* DATA
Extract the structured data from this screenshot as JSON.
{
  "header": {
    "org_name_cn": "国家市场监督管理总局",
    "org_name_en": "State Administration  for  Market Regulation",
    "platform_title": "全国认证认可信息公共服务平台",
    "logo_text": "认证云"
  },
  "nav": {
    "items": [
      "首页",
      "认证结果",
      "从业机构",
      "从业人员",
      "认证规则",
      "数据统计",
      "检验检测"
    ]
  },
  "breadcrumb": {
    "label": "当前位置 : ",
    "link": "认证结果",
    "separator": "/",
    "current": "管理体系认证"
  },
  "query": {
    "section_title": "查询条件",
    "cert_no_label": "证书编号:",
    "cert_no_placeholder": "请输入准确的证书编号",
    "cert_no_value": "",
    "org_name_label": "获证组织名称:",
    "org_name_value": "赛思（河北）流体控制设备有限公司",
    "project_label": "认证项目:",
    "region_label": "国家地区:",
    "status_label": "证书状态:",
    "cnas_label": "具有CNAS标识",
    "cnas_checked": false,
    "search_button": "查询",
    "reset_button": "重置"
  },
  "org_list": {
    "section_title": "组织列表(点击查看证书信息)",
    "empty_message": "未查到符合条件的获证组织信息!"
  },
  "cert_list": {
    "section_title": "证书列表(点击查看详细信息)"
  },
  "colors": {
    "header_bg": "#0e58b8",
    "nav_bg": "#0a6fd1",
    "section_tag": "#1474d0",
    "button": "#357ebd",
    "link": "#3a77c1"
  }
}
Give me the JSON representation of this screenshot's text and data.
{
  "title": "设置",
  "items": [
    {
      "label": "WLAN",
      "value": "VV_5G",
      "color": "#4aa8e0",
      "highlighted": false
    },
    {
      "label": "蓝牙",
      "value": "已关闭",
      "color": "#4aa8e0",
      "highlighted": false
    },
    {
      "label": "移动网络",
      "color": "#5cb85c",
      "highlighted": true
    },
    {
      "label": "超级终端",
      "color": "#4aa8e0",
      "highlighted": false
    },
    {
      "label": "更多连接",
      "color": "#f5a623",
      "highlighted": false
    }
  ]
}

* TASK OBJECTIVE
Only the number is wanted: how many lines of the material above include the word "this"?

* OUTPUT OF THE EXERCISE
2